Friday mystery photo

View of Yosemite's famous Half Dome peak at sunrise.

lydiadehn, flickr

This photo was taken in Yosemite Wilderness, California.

Yosemite Wilderness encompasses nearly 95 percent (704,624 acres) of Yosemite National Park. Designated as protected wilderness by the 1984 Congress, this pristine region protects Yosemite's ancient sequoia trees, endangered species like the California wolverine and Pacific fisher, miles of beloved hiking trails and the towering peaks of Half Dome and El Capitan. More than 700 miles of trails give access to the wilderness. 

The Yosemite Wilderness is bordered by the Emigrant Wilderness to the north, the Hoover Wilderness to the east and the Ansel Adams Wilderness to the south. Yosemite's landmarks have become synonymous with outdoor splendor: El Capitan, Half Dome, Yosemite Falls, Bridalveil Fall Tuolumne Meadows. 

Fifty-four miles of the Tuolumne Wild and Scenic River, one of the most exquisite mountain rivers on earth, flow through Yosemite Wilderness and Yosemite National Park.
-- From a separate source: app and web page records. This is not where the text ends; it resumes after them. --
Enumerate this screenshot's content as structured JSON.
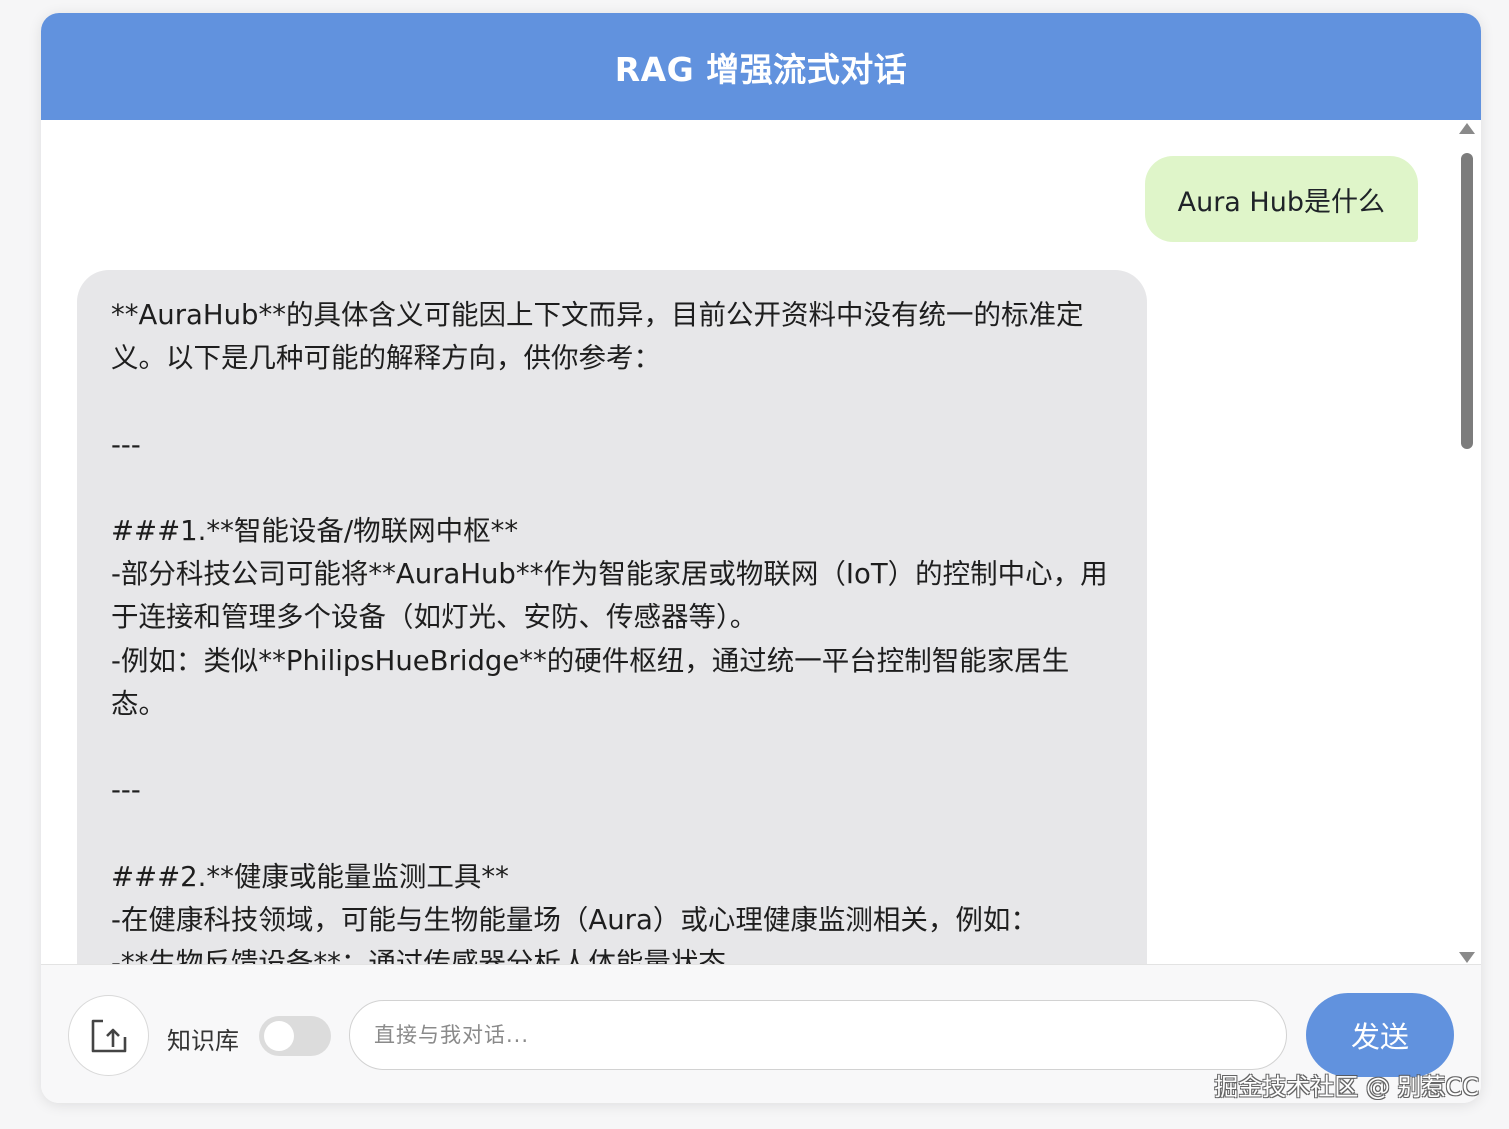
{
  "header": {
    "title": "RAG 增强流式对话"
  },
  "messages": {
    "user": "Aura Hub是什么",
    "assistant": "**AuraHub**的具体含义可能因上下文而异，目前公开资料中没有统一的标准定义。以下是几种可能的解释方向，供你参考：\n\n---\n\n###1.**智能设备/物联网中枢**\n-部分科技公司可能将**AuraHub**作为智能家居或物联网（IoT）的控制中心，用于连接和管理多个设备（如灯光、安防、传感器等）。\n-例如：类似**PhilipsHueBridge**的硬件枢纽，通过统一平台控制智能家居生态。\n\n---\n\n###2.**健康或能量监测工具**\n-在健康科技领域，可能与生物能量场（Aura）或心理健康监测相关，例如：\n-**生物反馈设备**：通过传感器分析人体能量状态"
  },
  "footer": {
    "upload_icon": "upload-file-icon",
    "knowledge_base_label": "知识库",
    "knowledge_base_enabled": false,
    "input_placeholder": "直接与我对话...",
    "input_value": "",
    "send_label": "发送"
  },
  "watermark": "掘金技术社区 @ 别惹CC",
  "colors": {
    "accent": "#6192de",
    "user_bubble": "#dff5c9",
    "assistant_bubble": "#e7e7e9"
  }
}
Seventy-eight miles of the Merced Wild and Scenic River also run in the region, dropping over some of the most fabulous waterfalls in America, and 22 miles of the Merced's Wild and Scenic South Fork flow through majestic canyon rapids. 

Section of the Tuolumne River. Photo: Jim Bahn, flickr
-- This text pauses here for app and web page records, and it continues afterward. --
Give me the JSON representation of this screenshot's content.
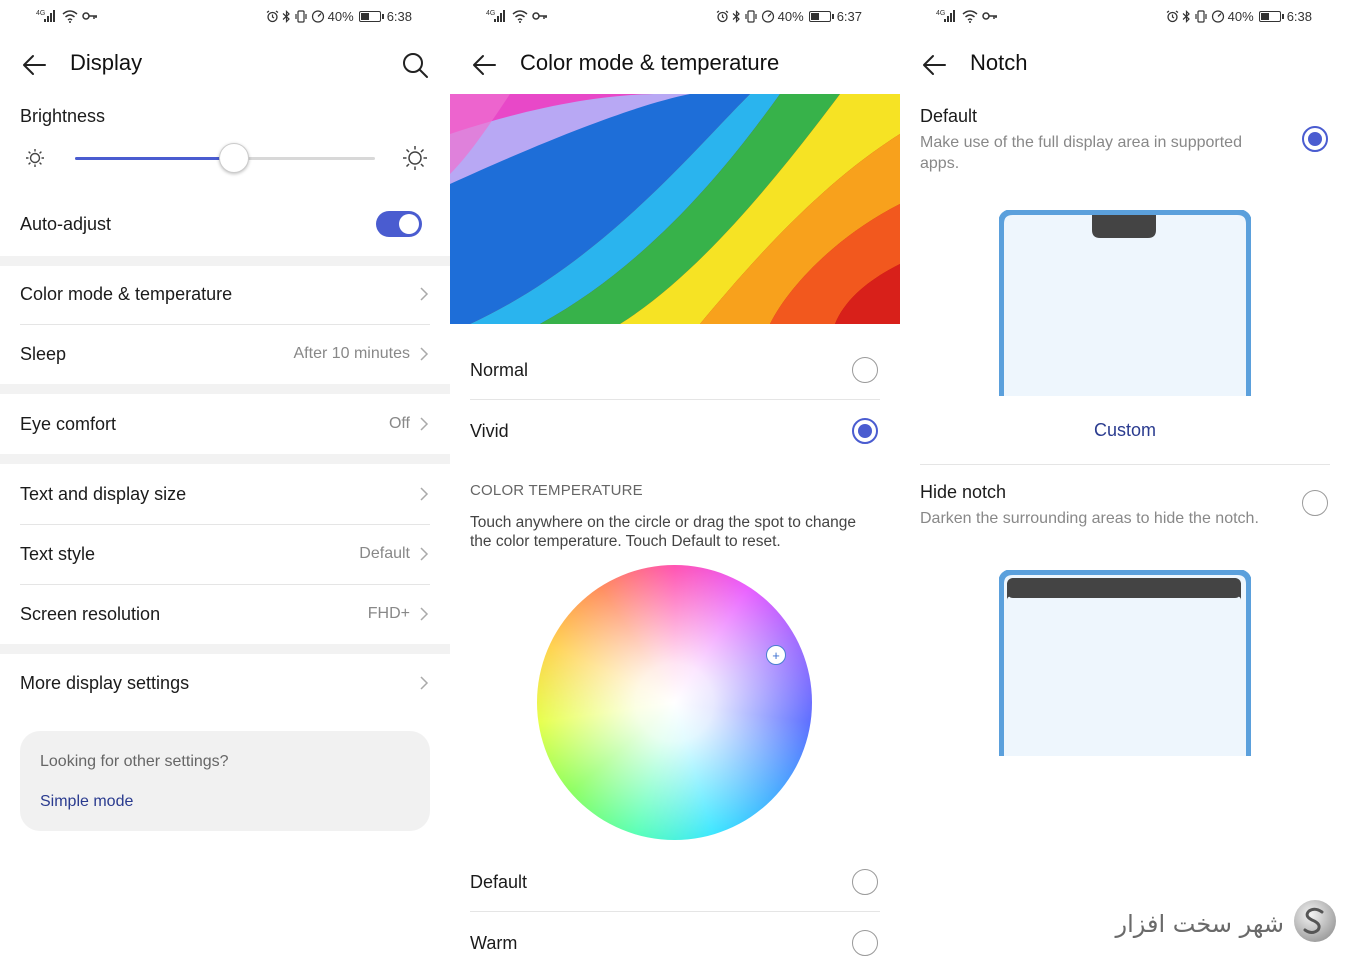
{
  "status_bars": [
    {
      "network": "4G",
      "battery": "40%",
      "time": "6:38"
    },
    {
      "network": "4G",
      "battery": "40%",
      "time": "6:37"
    },
    {
      "network": "4G",
      "battery": "40%",
      "time": "6:38"
    }
  ],
  "display": {
    "title": "Display",
    "brightness_label": "Brightness",
    "brightness_level": 0.53,
    "auto_adjust_label": "Auto-adjust",
    "auto_adjust_on": true,
    "items": [
      {
        "label": "Color mode & temperature",
        "value": ""
      },
      {
        "label": "Sleep",
        "value": "After 10 minutes"
      },
      {
        "label": "Eye comfort",
        "value": "Off"
      },
      {
        "label": "Text and display size",
        "value": ""
      },
      {
        "label": "Text style",
        "value": "Default"
      },
      {
        "label": "Screen resolution",
        "value": "FHD+"
      },
      {
        "label": "More display settings",
        "value": ""
      }
    ],
    "card": {
      "question": "Looking for other settings?",
      "link": "Simple mode"
    }
  },
  "color_mode": {
    "title": "Color mode & temperature",
    "modes": [
      {
        "label": "Normal",
        "selected": false
      },
      {
        "label": "Vivid",
        "selected": true
      }
    ],
    "section_title": "COLOR TEMPERATURE",
    "section_desc": "Touch anywhere on the circle or drag the spot to change the color temperature. Touch Default to reset.",
    "temps": [
      {
        "label": "Default",
        "selected": false
      },
      {
        "label": "Warm",
        "selected": false
      }
    ]
  },
  "notch": {
    "title": "Notch",
    "default_title": "Default",
    "default_desc": "Make use of the full display area in supported apps.",
    "default_selected": true,
    "custom_label": "Custom",
    "hide_title": "Hide notch",
    "hide_desc": "Darken the surrounding areas to hide the notch.",
    "hide_selected": false
  },
  "watermark_text": "شهر سخت افزار",
  "colors": {
    "accent": "#4a5cd0",
    "link": "#2a3b8f",
    "phone_frame": "#5ba0dc",
    "notch": "#444444"
  }
}
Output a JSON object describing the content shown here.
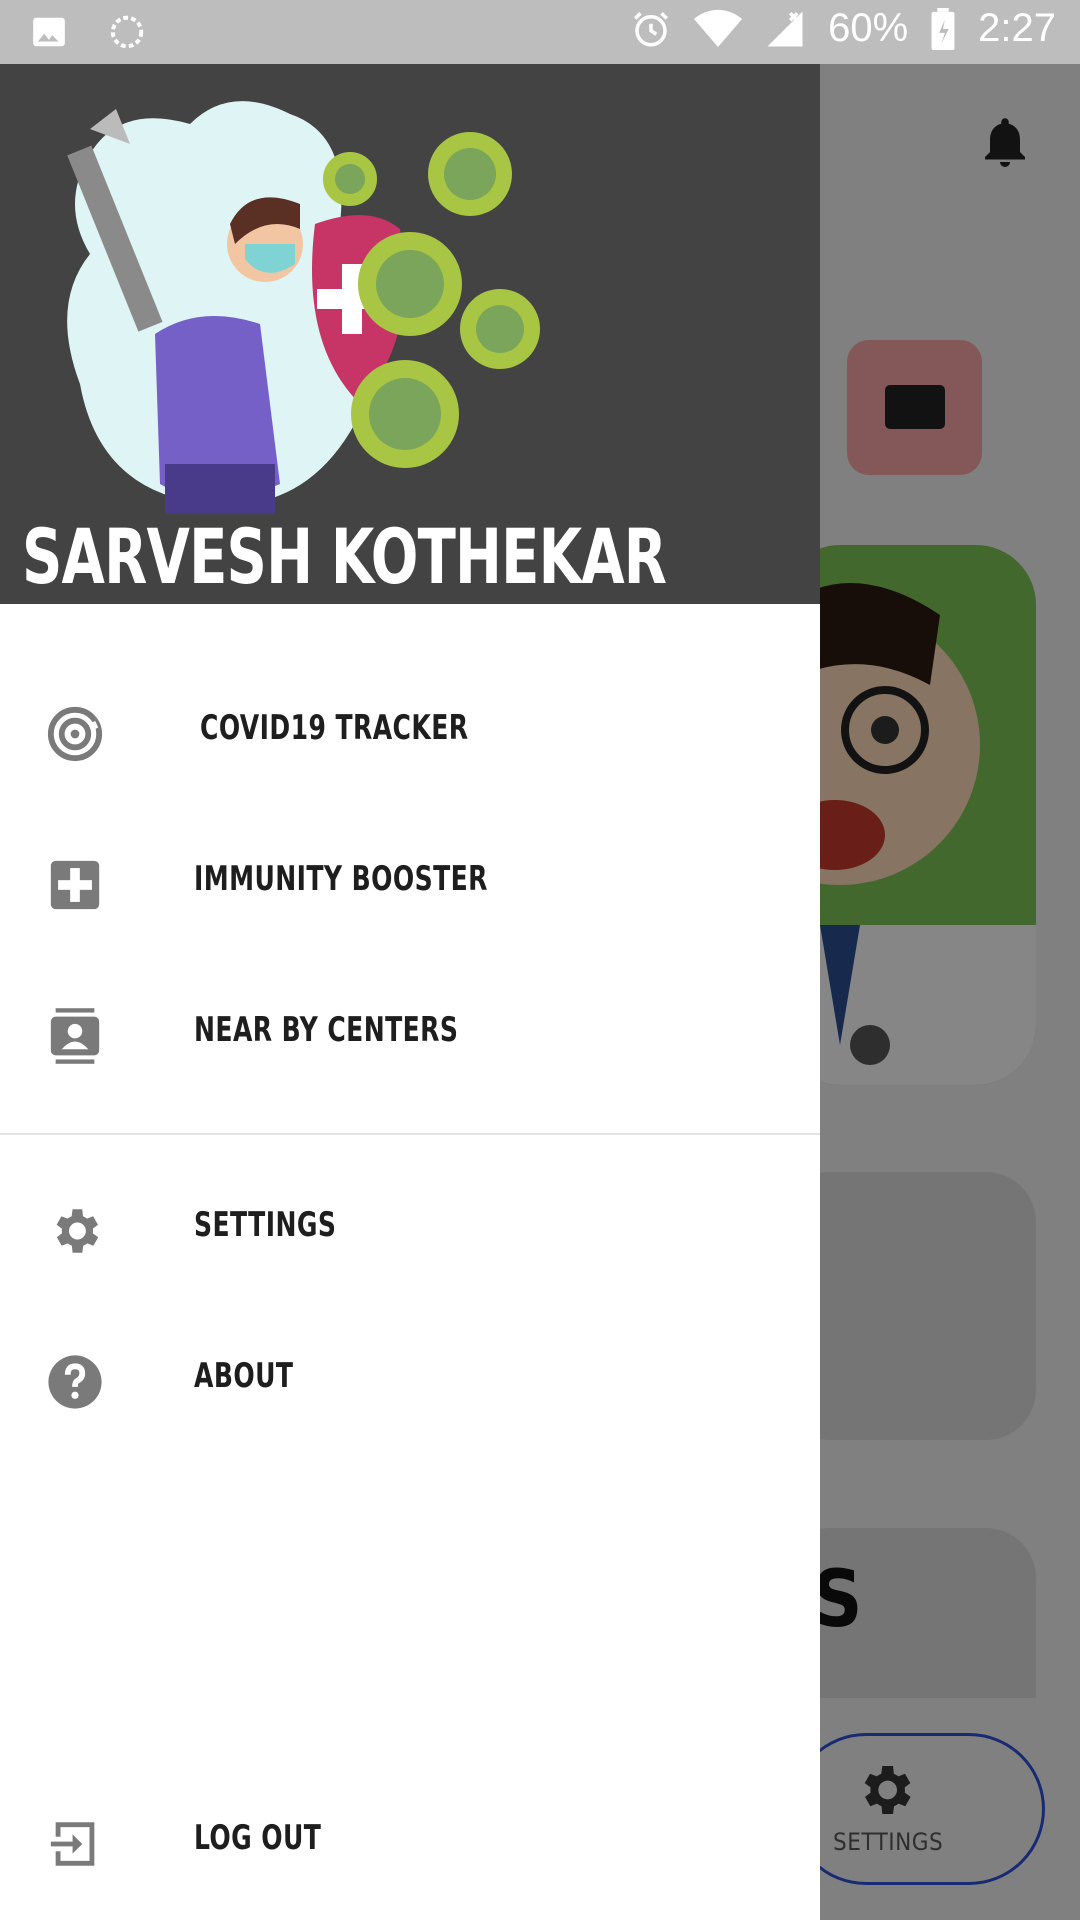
{
  "status_bar": {
    "battery_percent": "60%",
    "time": "2:27",
    "icons": [
      "gallery-icon",
      "loading-icon",
      "alarm-icon",
      "wifi-icon",
      "signal-icon",
      "battery-icon"
    ]
  },
  "drawer": {
    "user_name": "SARVESH KOTHEKAR",
    "menu": [
      {
        "label": "COVID19 TRACKER",
        "icon": "radar-icon"
      },
      {
        "label": "IMMUNITY BOOSTER",
        "icon": "medical-plus-icon"
      },
      {
        "label": "NEAR BY CENTERS",
        "icon": "contact-card-icon"
      },
      {
        "label": "SETTINGS",
        "icon": "gear-icon"
      },
      {
        "label": "ABOUT",
        "icon": "help-icon"
      }
    ],
    "logout_label": "LOG OUT"
  },
  "background": {
    "partial_letter": "S",
    "nav_settings_label": "SETTINGS"
  },
  "colors": {
    "drawer_header_bg": "#434343",
    "icon_grey": "#7a7a7a",
    "nav_accent": "#2d4fd0"
  }
}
Visitors should be aware that permits are required for all overnight trips in the Yosemite backcountry. They are not required for day use, except for the Half Dome. Permits may be reserved ahead of time or obtained free of charge on a first-come, first-served basis during peak season (usually May through Oct.). During winter months self registration permits are available at the Yosemite Valley Visitor Center and at the other park issuing stations.

Part of Yosemite Wilderness was recently consumed by the 2013 Yosemite Rim Fire. Now one of the 20 largest fires in California's history, the Yosemite wildfire reached the size of Chicago and threatened 4,500 human structures, forcing the evacuations of hundreds of homes.

Thanks to the act of wilderness designation (the highest form of protection the government can give to a public land), Yosemite Wilderness is free from roads, vehicles and permanent structures. Also prohibited are activities like logging or mining.

Wilderness is designated through wilderness bills and through local, on-the-ground campaigns. The revolutionary Wilderness Act, introduced in 1964, gives Congress the power to protect a public land with a wilderness designation. The Wilderness Society works with local grassroots coalitions on campaigns to build support for wilderness and other conservation designations, both on the local and congressional levels.

Giant sequoia. Photo: Randy LeMoine, flickr

Yosemite's El Capitan peak. Photo: Randy LeMoine, flickr